By Joshua Zumbrun
(c) 2010 Bloomberg News
Wednesday, December 1, 2010; 2:07 PM
The Federal Reserve said the economy gained strength across much of the U.S. as hiring improved, manufacturing expanded and retailers anticipated a stronger holiday shopping season.
Five Fed banks, including Boston and San Francisco, said the economy grew "at a slight to modest" rate, while five others, including New York and Chicago, reported a "somewhat stronger pace of economic activity." Conditions were reported as "mixed" in the Philadelphia and St. Louis regions.
The report, based on anecdotal information, signals an improvement in the economy after sluggish growth in the summer prompted the Fed last month to announce $600 billion in asset purchases to help cut unemployment persisting near 10 percent.
The positive outlook from 10 banks contrasts with the October report in which eight Fed banks, including San Francisco and Chicago, reported growth. At the time, the Philadelphia and Richmond Fed banks said their economies were "mixed" while the Cleveland region "held steady" and the Atlanta district "remained slow."
The Beige Book report released today reflects information collected on or before Nov. 19 and summarized by the Cleveland Fed. The survey will be considered by Federal Open Market Committee policy makers before their next meeting on Dec. 14, when they will review their asset purchase program.
The Fed's Nov. 3 decision to undertake new bond purchases sparked a political backlash. Last month, two Republicans, Tennessee Senator Bob Corker and Indiana Representative Mike Pence, proposed removing the Fed's full employment mandate to focus the central bank on stable prices alone. Corker plans to introduce legislation next year.
At its November meeting, the Fed said "the pace of recovery in output and employment continues to be slow" and that household spending remains constrained by "high unemployment, modest income growth, lower housing wealth, and tight credit."
"Hiring activity showed some improvement across most Districts," the report said today, adding that "employers are waiting for clearer signals of expanding business prospects before adding significantly to payrolls."
The Labor Department will report Dec. 3 that the economy added 145,000 jobs in November, according to the median forecast of a Bloomberg survey of 80 economists. The unemployment rate will remain unchanged at 9.6 percent, they estimate.
Eight Fed districts reported improving retail spending. Boston, Cleveland, St. Louis and Richmond said results were mixed. "Expectations for the holiday shopping season were generally positive," the report said.
Consumer confidence rose in November to the highest level in five months, the New-York-based Conference Board said this week.
The average shopper in the U.S. spent 6.4 percent more over Thanksgiving weekend than last year as more people picked up jewelry and toys at the start of the holiday season. About 212 million shoppers went to stores and websites over the weekend, on average spending $365.34, according to the National Retail Federation.
"Housing markets remain depressed, with several Districts reporting further weakening during the past six weeks," the Fed said.
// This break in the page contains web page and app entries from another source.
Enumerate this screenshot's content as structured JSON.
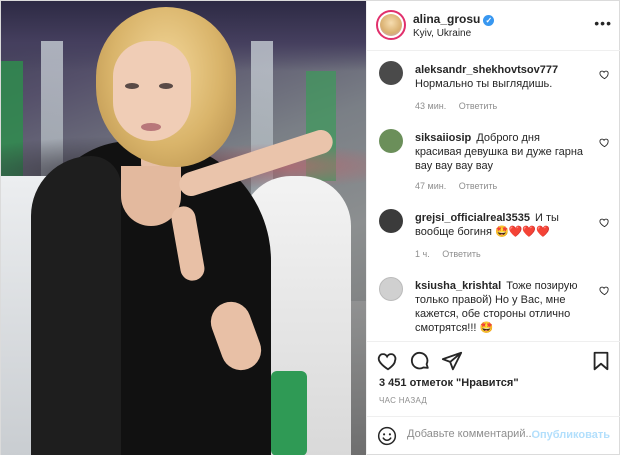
{
  "post": {
    "username": "alina_grosu",
    "location": "Kyiv, Ukraine",
    "verified_glyph": "✓",
    "more_glyph": "•••"
  },
  "comments": [
    {
      "user": "aleksandr_shekhovtsov777",
      "text": "Нормально ты выглядишь.",
      "time": "43 мин.",
      "reply": "Ответить",
      "avatar_color": "#4a4a4a"
    },
    {
      "user": "siksaiiosip",
      "text": "Доброго дня красивая девушка ви дуже гарна вау вау вау вау",
      "time": "47 мин.",
      "reply": "Ответить",
      "avatar_color": "#6b8f5a"
    },
    {
      "user": "grejsi_officialreal3535",
      "text": "И ты вообще богиня 🤩❤️❤️❤️",
      "time": "1 ч.",
      "reply": "Ответить",
      "avatar_color": "#3b3b3b"
    },
    {
      "user": "ksiusha_krishtal",
      "text": "Тоже позирую только правой) Но у Вас, мне кажется, обе стороны отлично смотрятся!!! 🤩",
      "time": "",
      "reply": "",
      "avatar_color": "#c9c9c9"
    }
  ],
  "likes": {
    "text": "3 451 отметок \"Нравится\""
  },
  "timestamp": "ЧАС НАЗАД",
  "add_comment": {
    "placeholder": "Добавьте комментарий...",
    "publish": "Опубликовать"
  },
  "icons": {
    "like": "heart-icon",
    "comment": "comment-icon",
    "share": "share-icon",
    "save": "bookmark-icon",
    "emoji": "smile-icon"
  }
}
Last month the National Association of Realtors said home purchases dropped 2.2 percent to a worse-than-expected annual rate of 4.43 million. Sales of new homes remain depressed as well, the Commerce Department said last month. New home sales in October of 283,000 at an annual rate were only slightly higher than the all-time low of 275,000 in August.
Wage pressures were "contained" and prices "were fairly stable across Districts despite rising input costs, especially for agricultural commodities, metal, and fuel," the Fed said.
The Fed's preferred gauge of inflation, the personal consumption expenditures index, excluding food and energy, rose 0.9 percent in October from a year earlier, the lowest rate of inflation in data going back to 1960. Including food and energy, prices rose 1.3 percent, below the goal of "2 percent or a bit below" that Bernanke expressed in an October speech in Boston.